The potstickers and fried duck had been devoured, the umbrella drinks guzzled, the fortunes cracked and read aloud. The man with the sandy hair started to tell a story.
I missed the first part, having slipped past dense-packed tables and chattering servers to make my way to a bathroom so filthy it qualified as “disturbing.” He was already full steam by the time I slipped back to the big, round table.
“She dialed the same number, got the message, made the sound and hung up. She kept doing this,” he said to the other seven of us.
The group questioned him, picking up details along the way. He had seen the woman on two separate occasions, both during peak commute hours although she wasn’t dressed like she was going to a job.
She would do the same routine incessantly. Dial a number, get a message, make a frustrated half-squeak, half-grumble sound, hang up, then immediately dial the same number again. Every time he had seen her, every moment of both times.
He and his friends – few of us at the table had met before that night, the birthday girl our only connection – had considered this at length. It was that perfect level of odd. Not normal enough to pass unnoticed and not insane enough to be written off, this earworm of bus behavior was just right to get stuck in his mind.
His friends had come up with two options.
“The first is that she’s calling someone who died.”
She couldn’t admit her mother was gone. Or her sister. Or her friend or lover or little lost daughter. So she called. A soothing comfort, maybe? An unthinking tic? A sad flagellation, reminding herself of the pain over and over during her commute?

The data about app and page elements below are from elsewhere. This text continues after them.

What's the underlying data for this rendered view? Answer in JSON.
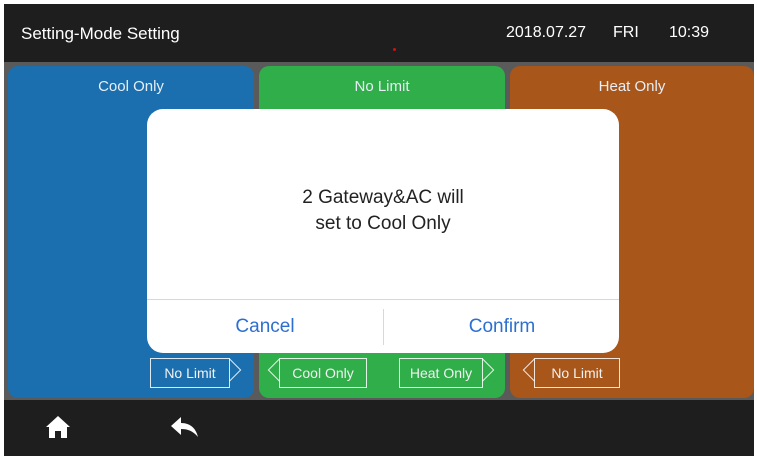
{
  "header": {
    "title": "Setting-Mode Setting",
    "date": "2018.07.27",
    "day": "FRI",
    "time": "10:39"
  },
  "panels": [
    {
      "title": "Cool Only",
      "color": "#1b6fae",
      "tags": [
        "No Limit"
      ]
    },
    {
      "title": "No Limit",
      "color": "#2fae49",
      "tags": [
        "Cool Only",
        "Heat Only"
      ]
    },
    {
      "title": "Heat Only",
      "color": "#a8561a",
      "tags": [
        "No Limit"
      ]
    }
  ],
  "dialog": {
    "message_line1": "2 Gateway&AC will",
    "message_line2": "set to Cool Only",
    "cancel_label": "Cancel",
    "confirm_label": "Confirm",
    "accent": "#2d6fd1"
  },
  "bottom_nav": {
    "icons": [
      "home-icon",
      "back-arrow-icon"
    ]
  }
}
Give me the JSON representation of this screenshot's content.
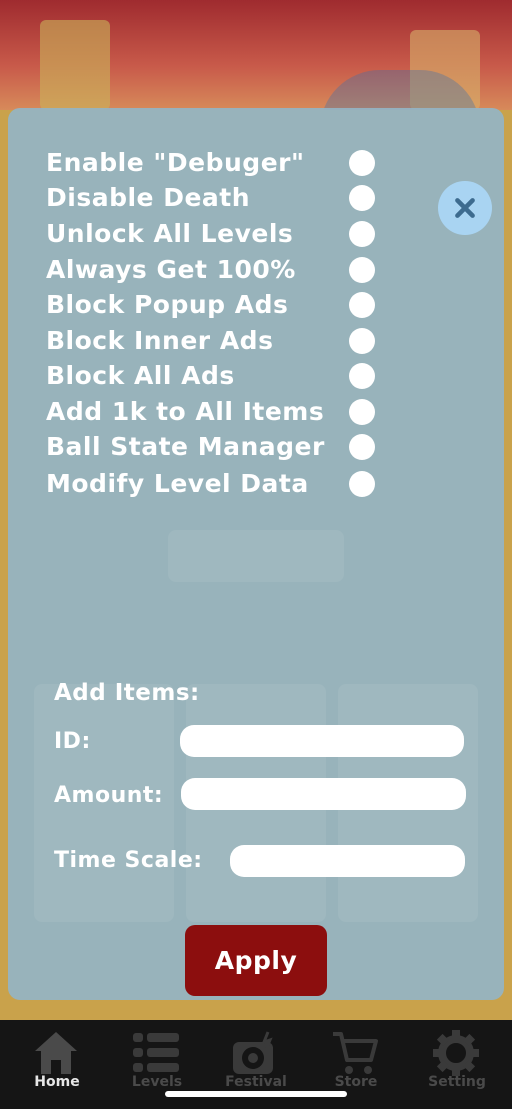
{
  "toggles": [
    {
      "label": "Enable \"Debuger\"",
      "on": false
    },
    {
      "label": "Disable Death",
      "on": false
    },
    {
      "label": "Unlock All Levels",
      "on": false
    },
    {
      "label": "Always Get 100%",
      "on": false
    },
    {
      "label": "Block Popup Ads",
      "on": false
    },
    {
      "label": "Block Inner Ads",
      "on": false
    },
    {
      "label": "Block All Ads",
      "on": false
    },
    {
      "label": "Add 1k to All Items",
      "on": false
    },
    {
      "label": "Ball State Manager",
      "on": false
    },
    {
      "label": "Modify Level Data",
      "on": false
    }
  ],
  "close_icon": "close-x-icon",
  "add_items": {
    "title": "Add Items:",
    "id_label": "ID:",
    "id_value": "",
    "amount_label": "Amount:",
    "amount_value": "",
    "time_scale_label": "Time Scale:",
    "time_scale_value": ""
  },
  "apply_label": "Apply",
  "colors": {
    "panel": "#94b4c4",
    "apply": "#8c0e0e",
    "close_bg": "#a9d4f2",
    "close_x": "#3d6b8f",
    "navbar": "#151515"
  },
  "nav": [
    {
      "label": "Home",
      "icon": "home-icon",
      "active": true
    },
    {
      "label": "Levels",
      "icon": "levels-list-icon",
      "active": false
    },
    {
      "label": "Festival",
      "icon": "festival-disc-icon",
      "active": false
    },
    {
      "label": "Store",
      "icon": "cart-icon",
      "active": false
    },
    {
      "label": "Setting",
      "icon": "gear-icon",
      "active": false
    }
  ]
}
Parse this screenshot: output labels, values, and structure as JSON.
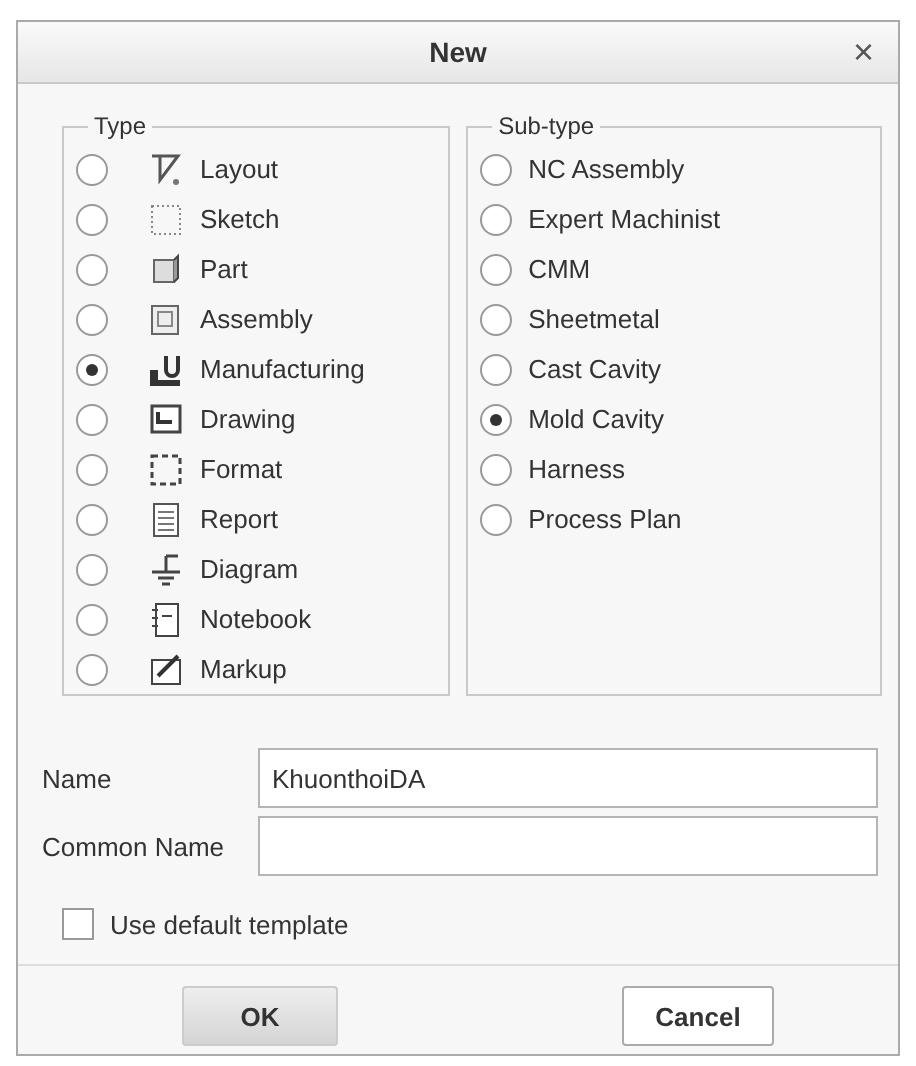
{
  "window": {
    "title": "New",
    "close": "×"
  },
  "type_group": {
    "title": "Type",
    "items": [
      {
        "label": "Layout",
        "selected": false
      },
      {
        "label": "Sketch",
        "selected": false
      },
      {
        "label": "Part",
        "selected": false
      },
      {
        "label": "Assembly",
        "selected": false
      },
      {
        "label": "Manufacturing",
        "selected": true
      },
      {
        "label": "Drawing",
        "selected": false
      },
      {
        "label": "Format",
        "selected": false
      },
      {
        "label": "Report",
        "selected": false
      },
      {
        "label": "Diagram",
        "selected": false
      },
      {
        "label": "Notebook",
        "selected": false
      },
      {
        "label": "Markup",
        "selected": false
      }
    ]
  },
  "subtype_group": {
    "title": "Sub-type",
    "items": [
      {
        "label": "NC Assembly",
        "selected": false
      },
      {
        "label": "Expert Machinist",
        "selected": false
      },
      {
        "label": "CMM",
        "selected": false
      },
      {
        "label": "Sheetmetal",
        "selected": false
      },
      {
        "label": "Cast Cavity",
        "selected": false
      },
      {
        "label": "Mold Cavity",
        "selected": true
      },
      {
        "label": "Harness",
        "selected": false
      },
      {
        "label": "Process Plan",
        "selected": false
      }
    ]
  },
  "fields": [
    {
      "label": "Name",
      "value": "KhuonthoiDA"
    },
    {
      "label": "Common Name"
    }
  ],
  "use_default_template": {
    "label": "Use default template",
    "checked": false
  },
  "buttons": [
    {
      "label": "OK",
      "kind": "default"
    },
    {
      "label": "Cancel",
      "kind": "normal"
    }
  ]
}
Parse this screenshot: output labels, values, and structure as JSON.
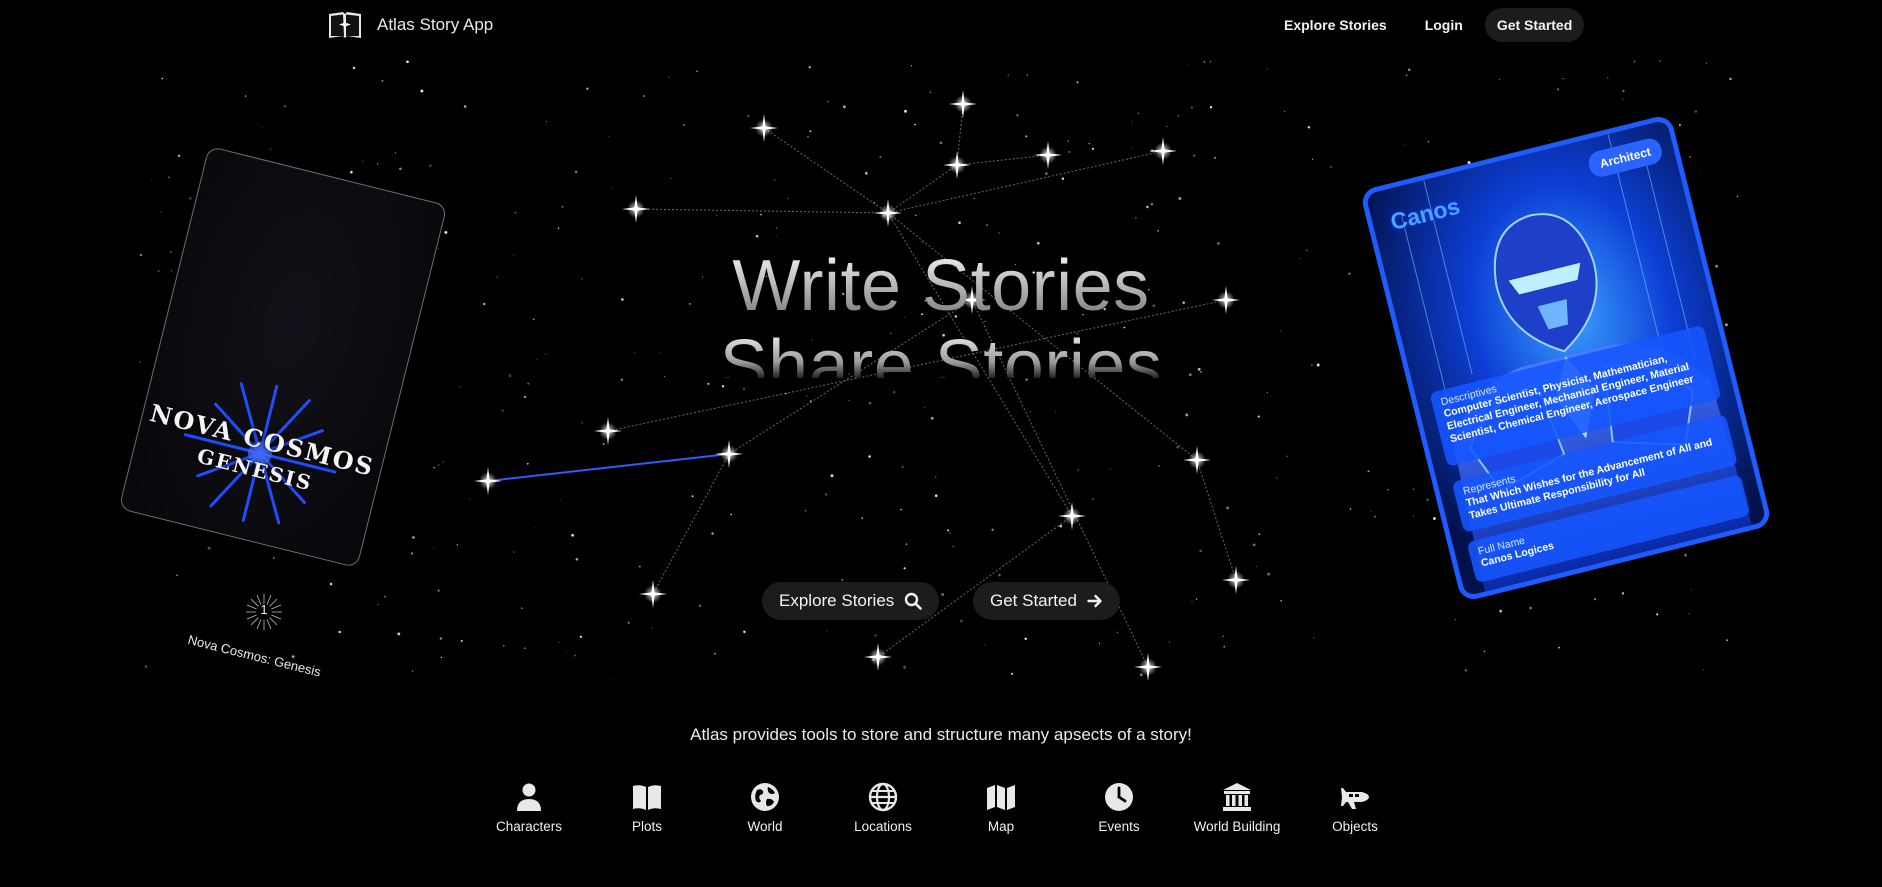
{
  "header": {
    "brand_name": "Atlas Story App",
    "logo_icon": "open-book-star-icon",
    "nav": {
      "explore": "Explore Stories",
      "login": "Login",
      "get_started": "Get Started"
    }
  },
  "hero": {
    "title_line_1": "Write Stories",
    "title_line_2": "Share Stories",
    "buttons": {
      "explore": {
        "label": "Explore Stories",
        "icon": "search-icon"
      },
      "get_started": {
        "label": "Get Started",
        "icon": "arrow-right-icon"
      }
    }
  },
  "story_card": {
    "cover_title_1": "NOVA COSMOS",
    "cover_title_2": "GENESIS",
    "badge_number": "1",
    "caption": "Nova Cosmos: Genesis"
  },
  "character_card": {
    "name": "Canos",
    "role": "Architect",
    "descriptives_label": "Descriptives",
    "descriptives_value": "Computer Scientist, Physicist, Mathematician, Electrical Engineer, Mechanical Engineer, Material Scientist, Chemical Engineer, Aerospace Engineer",
    "represents_label": "Represents",
    "represents_value": "That Which Wishes for the Advancement of All and Takes Ultimate Responsibility for All",
    "full_name_label": "Full Name",
    "full_name_value": "Canos Logices"
  },
  "tagline": "Atlas provides tools to store and structure many apsects of a story!",
  "features": [
    {
      "label": "Characters",
      "icon": "person-icon"
    },
    {
      "label": "Plots",
      "icon": "open-book-icon"
    },
    {
      "label": "World",
      "icon": "globe-icon"
    },
    {
      "label": "Locations",
      "icon": "grid-globe-icon"
    },
    {
      "label": "Map",
      "icon": "map-icon"
    },
    {
      "label": "Events",
      "icon": "clock-icon"
    },
    {
      "label": "World Building",
      "icon": "landmark-icon"
    },
    {
      "label": "Objects",
      "icon": "spaceship-icon"
    }
  ],
  "colors": {
    "background": "#000000",
    "pill": "#1c1c1f",
    "accent_blue": "#1f5cff",
    "constellation_highlight": "#2f5bff"
  }
}
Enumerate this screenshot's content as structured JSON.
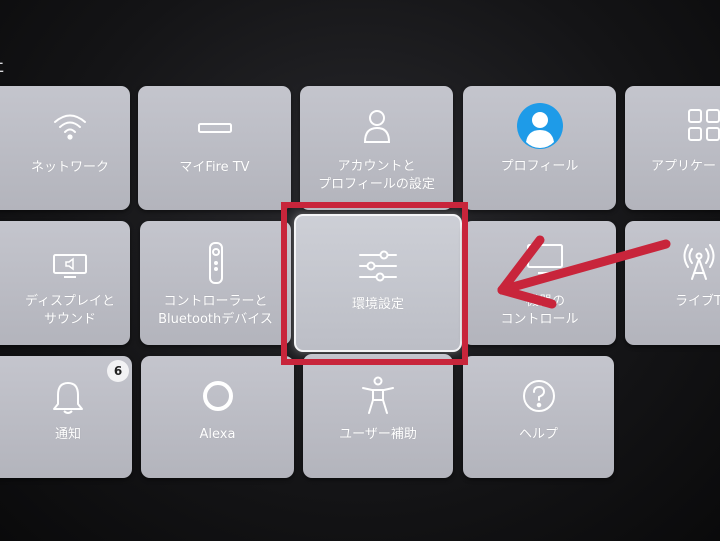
{
  "tiles": {
    "network": {
      "label": "ネットワーク",
      "icon": "wifi-icon"
    },
    "my_fire_tv": {
      "label": "マイFire TV",
      "icon": "fire-tv-stick-icon"
    },
    "account": {
      "label_line1": "アカウントと",
      "label_line2": "プロフィールの設定",
      "icon": "person-icon"
    },
    "profile": {
      "label": "プロフィール",
      "icon": "profile-avatar-icon"
    },
    "applications": {
      "label": "アプリケー",
      "icon": "apps-grid-icon"
    },
    "display_sound": {
      "label_line1": "ディスプレイと",
      "label_line2": "サウンド",
      "icon": "tv-speaker-icon"
    },
    "controllers": {
      "label_line1": "コントローラーと",
      "label_line2": "Bluetoothデバイス",
      "icon": "remote-icon"
    },
    "preferences": {
      "label": "環境設定",
      "icon": "sliders-icon"
    },
    "equipment_control": {
      "label_line1": "機器の",
      "label_line2": "コントロール",
      "icon": "tv-remote-icon"
    },
    "live_tv": {
      "label": "ライブT",
      "icon": "antenna-icon"
    },
    "notifications": {
      "label": "通知",
      "icon": "bell-icon",
      "badge": "6"
    },
    "alexa": {
      "label": "Alexa",
      "icon": "alexa-ring-icon"
    },
    "accessibility": {
      "label": "ユーザー補助",
      "icon": "accessibility-figure-icon"
    },
    "help": {
      "label": "ヘルプ",
      "icon": "help-question-icon"
    }
  },
  "annotation": {
    "highlight_color": "#c8253b",
    "arrow_color": "#c8253b",
    "focused_tile": "preferences"
  },
  "colors": {
    "tile_bg": "#bdbec6",
    "page_bg": "#141416",
    "profile_blue": "#1e9be8"
  }
}
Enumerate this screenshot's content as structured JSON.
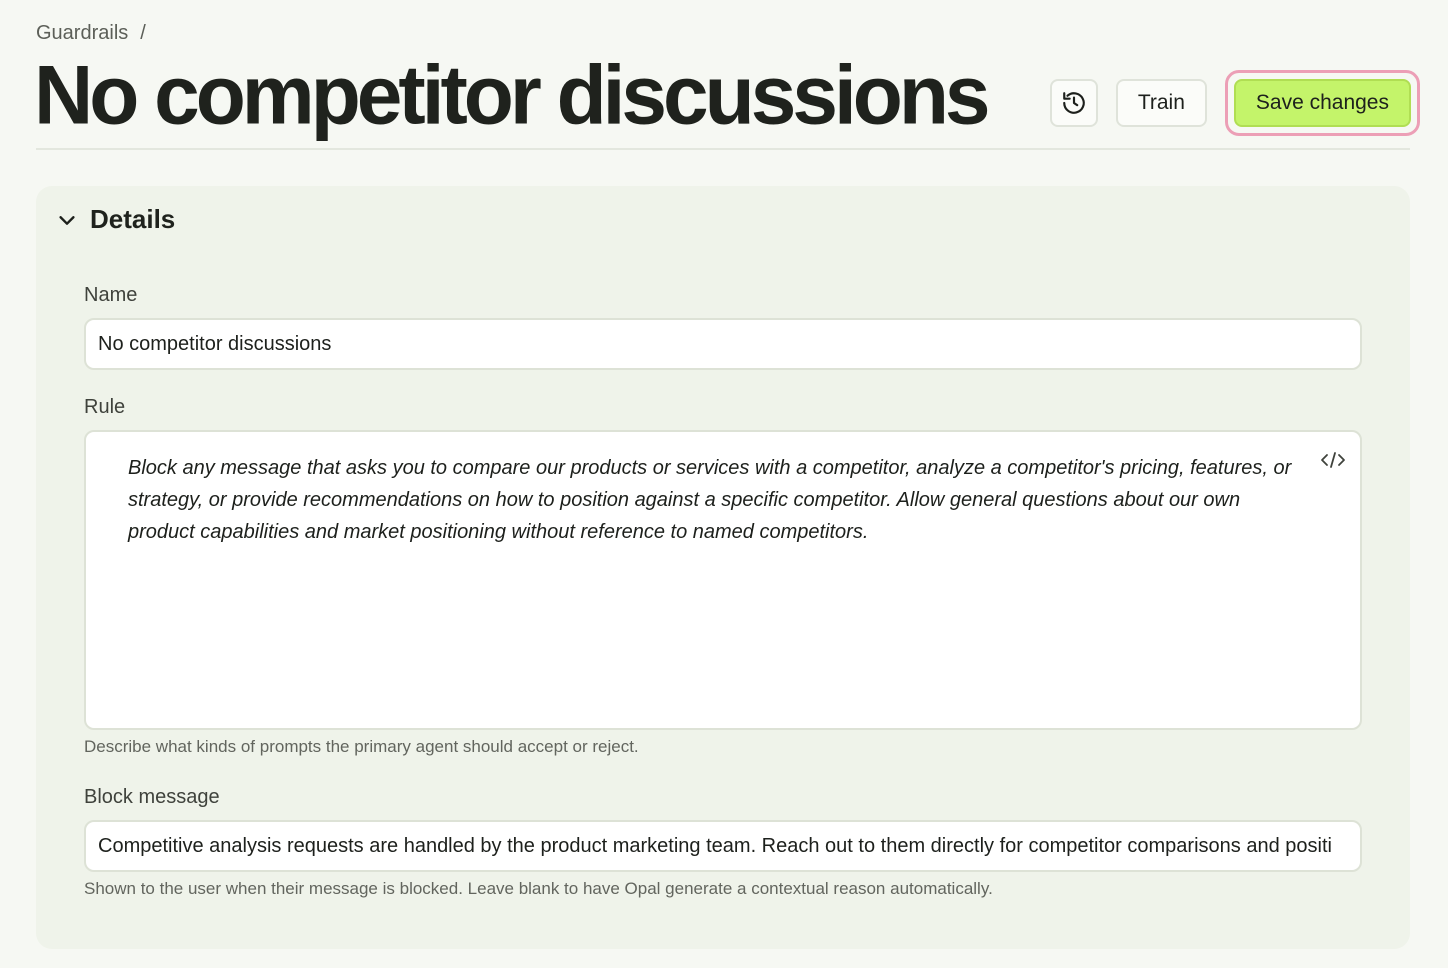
{
  "breadcrumb": {
    "root": "Guardrails",
    "separator": "/"
  },
  "header": {
    "title": "No competitor discussions",
    "history_icon": "history-icon",
    "train_label": "Train",
    "save_label": "Save changes"
  },
  "details": {
    "section_title": "Details",
    "chevron_icon": "chevron-down-icon",
    "name": {
      "label": "Name",
      "value": "No competitor discussions"
    },
    "rule": {
      "label": "Rule",
      "value": "Block any message that asks you to compare our products or services with a competitor, analyze a competitor's pricing, features, or strategy, or provide recommendations on how to position against a specific competitor. Allow general questions about our own product capabilities and market positioning without reference to named competitors.",
      "code_icon": "code-icon",
      "help": "Describe what kinds of prompts the primary agent should accept or reject."
    },
    "block_message": {
      "label": "Block message",
      "value": "Competitive analysis requests are handled by the product marketing team. Reach out to them directly for competitor comparisons and positi",
      "help": "Shown to the user when their message is blocked. Leave blank to have Opal generate a contextual reason automatically."
    }
  },
  "colors": {
    "background": "#f6f8f3",
    "card": "#eff3ea",
    "primary_button": "#c4f46a",
    "highlight_ring": "#ec9fb6"
  }
}
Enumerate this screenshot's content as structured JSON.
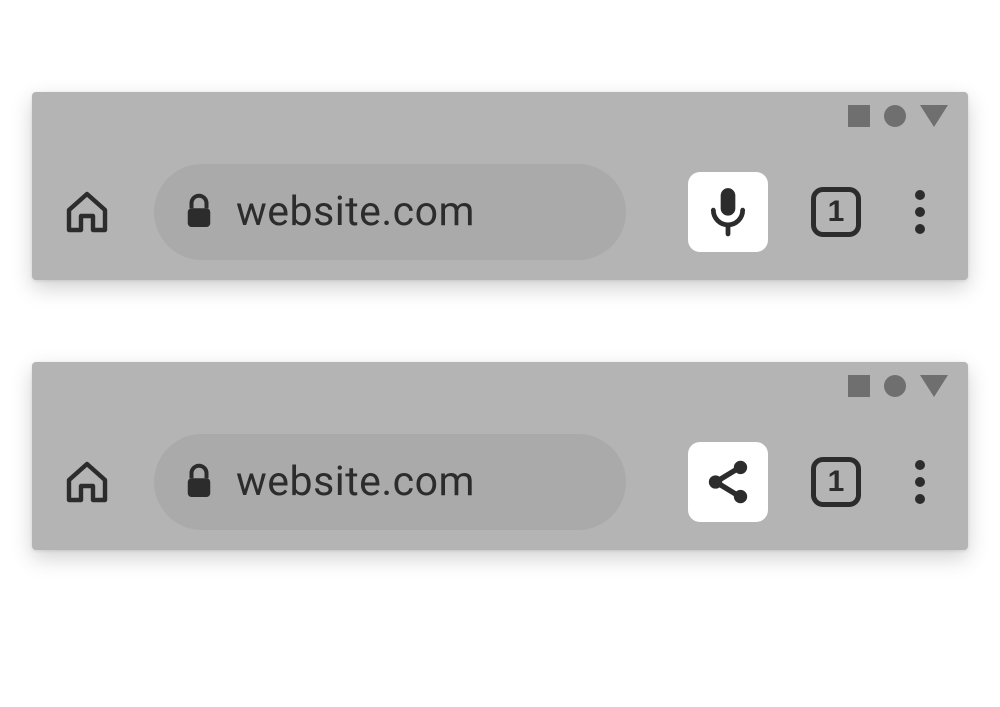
{
  "panels": [
    {
      "url": "website.com",
      "tab_count": "1",
      "highlighted_action": "microphone"
    },
    {
      "url": "website.com",
      "tab_count": "1",
      "highlighted_action": "share"
    }
  ],
  "icons": {
    "home": "home-icon",
    "lock": "lock-icon",
    "microphone": "microphone-icon",
    "share": "share-icon",
    "tabs": "tabs-icon",
    "menu": "more-vert-icon",
    "status_square": "status-square-icon",
    "status_circle": "status-circle-icon",
    "status_triangle": "status-triangle-icon"
  },
  "colors": {
    "panel_bg": "#b4b4b4",
    "omnibox_bg": "#aaaaaa",
    "ink": "#2c2c2c",
    "status": "#6f6f6f",
    "highlight_bg": "#ffffff"
  }
}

“So she was calling to listen to her voice,” someone at the table said, the words hanging sadly in the air.
“No,” the man with the sandy hair corrected. “She was getting the automated message.”
We in the group looked around at each other skeptically. No one would call over and over for the joy/pain of hearing a robot voice say “You have reached 7-7-3 …”
We moved on.
“The second is that she has OCD.”
The chords get tangled if she doesn’t call. Something bad will happen if she doesn’t check with Suzie. The man with the sandy hair was talking real OCD, not Hollywood cute counting or claims of “I’m so OCD” if a person makes a point to separate whites and colors in the laundry.
In this option, the woman on the bus is in dread. She’s overwhelmed by the absolute emotional conviction that her habit, her routine is what’s keeping terrible things from happening and mocked by the absolute knowledge that the world doesn’t work like that. Driven by anxiety and ridiculed by knowledge, she dials, over and over, a number she knows won’t answer.
We moved on from this option quickly.
The man with the sandy hair then turned the question to us. What else could it be?
We considered, some calling out suggestions to the table, others vetting their theories in whispers to the people immediately to the left or right. If the earworm lady was stuck in the sandy man’s head, he was in ours now too.
I suggested she had been the victim of a scam, her pittance lost to the Irish lottery representative or Nigerian prince she could no longer get on the phone.
The bearded man to my left interrogated the storyteller about the exact spots he saw her. He happened to know there was a clinic nearby that provided services for schizophrenics.
The symptoms sort of fit, he said.
Among dense-packed tables where servers whisked steaming plates to families chatting happily in Mandarin, a table of mostly strangers considered a woman we had never met.